Question 1:- Could this be partially the cause of why nurses do not see the value of models in their daily practice?
This could be and could not be the reason. Sure enough, the Purnell model in structure is complicated to an immature health education practitioner. Importantly, the diagram itself is intricate and may be the first step in the resentment process. However, after this initial buffer, the matured approach is to devise a system of simplifying basic theoretical assumptions for application to the real world. Cultural competence is not merely a requirement in health education/ promotion it is actually the channel through which the education/promotion is disseminated (Perez & Luquts, 2005).
Alternatively, it is my opinion that nurses do value cultural competency theoretical models irrespective of whether they are complicated or not. At this point the health education/promotion training for nurses may need to focus more on teaching application of these models than merely teaching about the models. These models have been perceived as valuable, but how can I as a health promotion practitioner apply them to my community health education program? The barrier is not the model, but its application. Learning occurs from abstract to concrete. The abstract is the theoretical models with which students struggle. The concrete is application of these models which will prove that the student has grasped the concepts (Claxton & Arnold, 2013).
Question 2:- Are these models too complex to be practical?
The basic assumptions embodying the Purnel model is not complex. There are four concepts any novice can perceive, the global society which is contained in world culture concepts, next is the community for which a health education/promotion program will be targeted, thirdly the family and finally the individual/person. In my opinion there is no complexity at this point as it pertains to Purnell model to make it impractical (Alexander, 2008).
Huff and Kline advance a model, which appears simpler to perceive. It embraces a thorough evaluation of cultural or ethnic group-specific demographic characteristics along with cultural or ethnic group-specific epidemiological and environmental influences. Up to this point there is no impracticality in the application. All health promotion practitioners understand the importance of epidemiological and environmental influences in health promotion.
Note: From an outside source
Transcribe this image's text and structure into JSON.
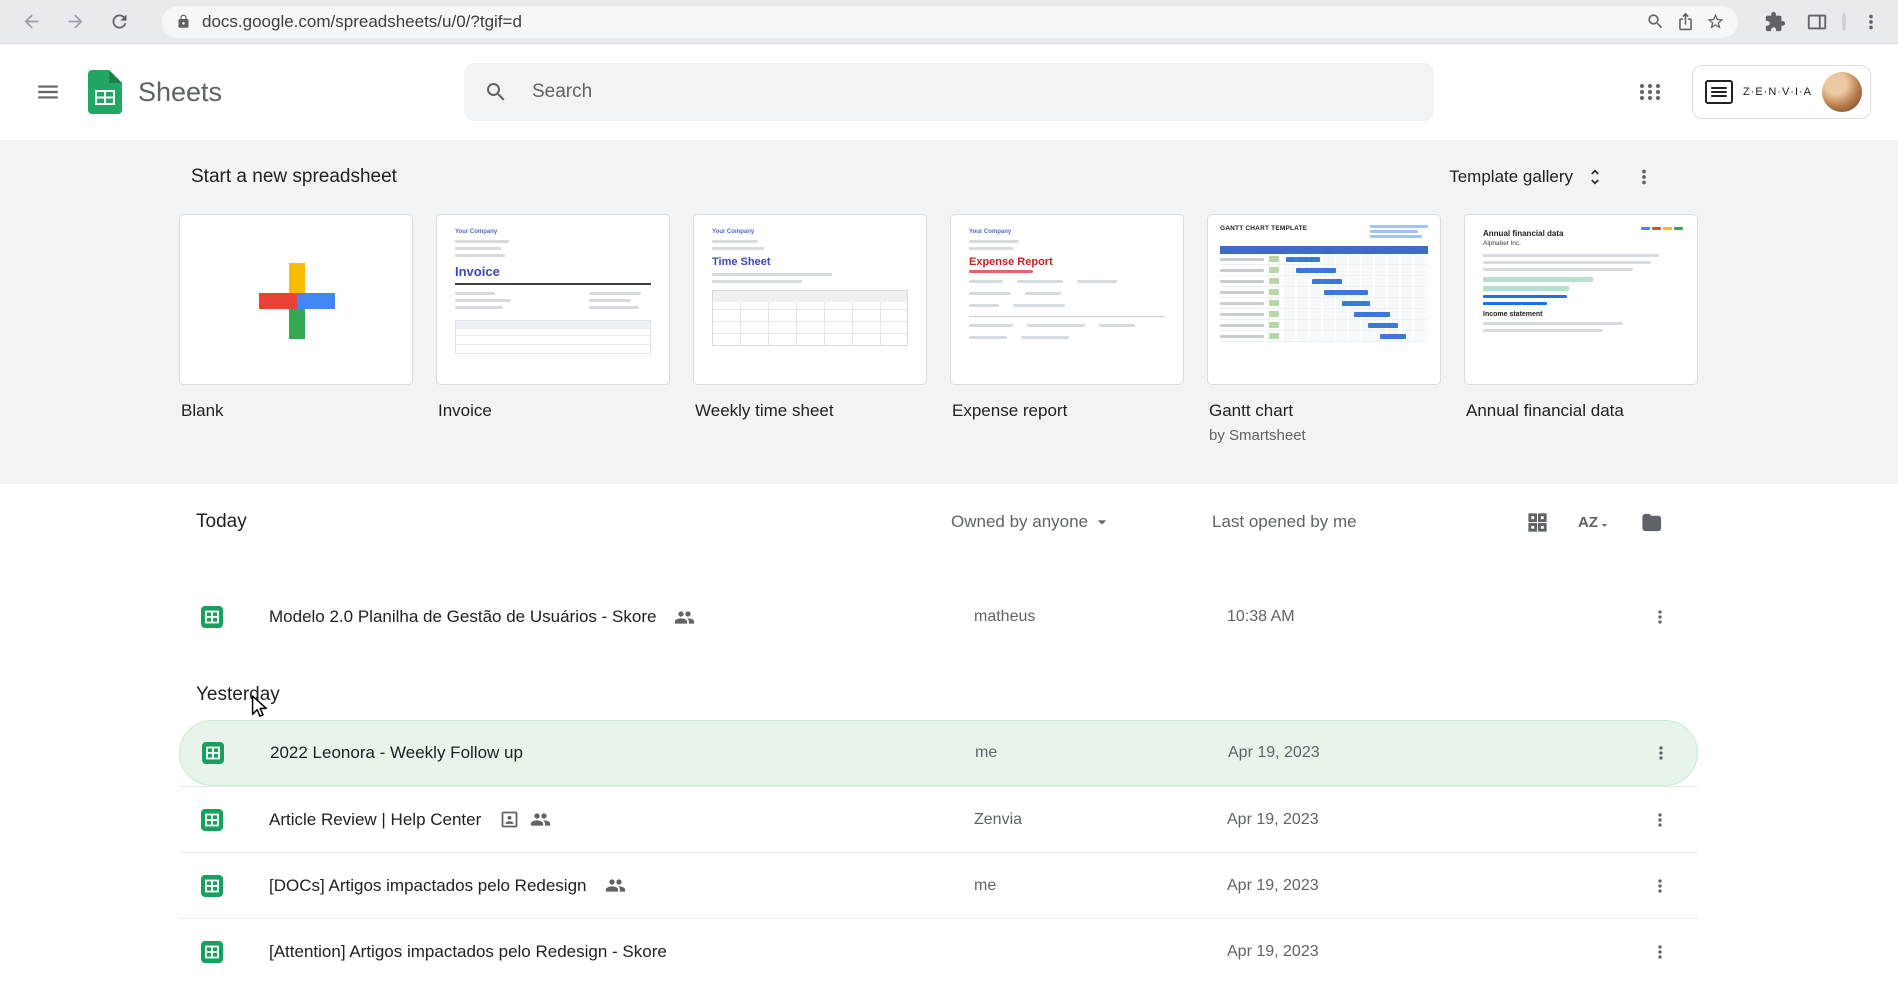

For example, African Americans have been targeted as being hypertensive with an epidemiology of essential hypertension as it pertains to the environment and ethnic group-specific criteria of this model (Huff & Kline, 2007). Hence, no impracticality exists at this level.
A third assumption is that, a differentiation between general and specific cultural or ethnic group characteristics must be made; then general and specific health care beliefs and practices profile designed including Western health care organization and service delivery variables. When linking these assumptions to Purnell’s model Huff and Kline (2007) ends where Purnel begins. The global society begins Purnell’s assumptions and the person or individual ends the assessment process. Ethnic group-specific demographic characteristics begins Huff and Kline’s (2007) Cultural Assessment Framework and Western health care organization and service delivery variables culminates the framework from a global perspective (Huff & Kline, 2007). Hence, no impracticality exists in this model too.
Alexander, R. (2008). Cultural Competence Models in Nursing. Crit Care Nurs Clin N Am. 20 (2008) 415–421
Claxton, R., & Arnold, R. (2013). The Practical Application of Learning Theory. University of Pittsburgh Medical Center
Huff, R., & Kline, M. (2007). The cultural assessment framework. In M. V. Kline & R. M. Huff (Eds.), Health Promotion in Multicultural Populations. Los Angeles: SAGE.
Perez, M., & Luquts ( 2005). Cultural Competence in Health Education and Promotion. Wiley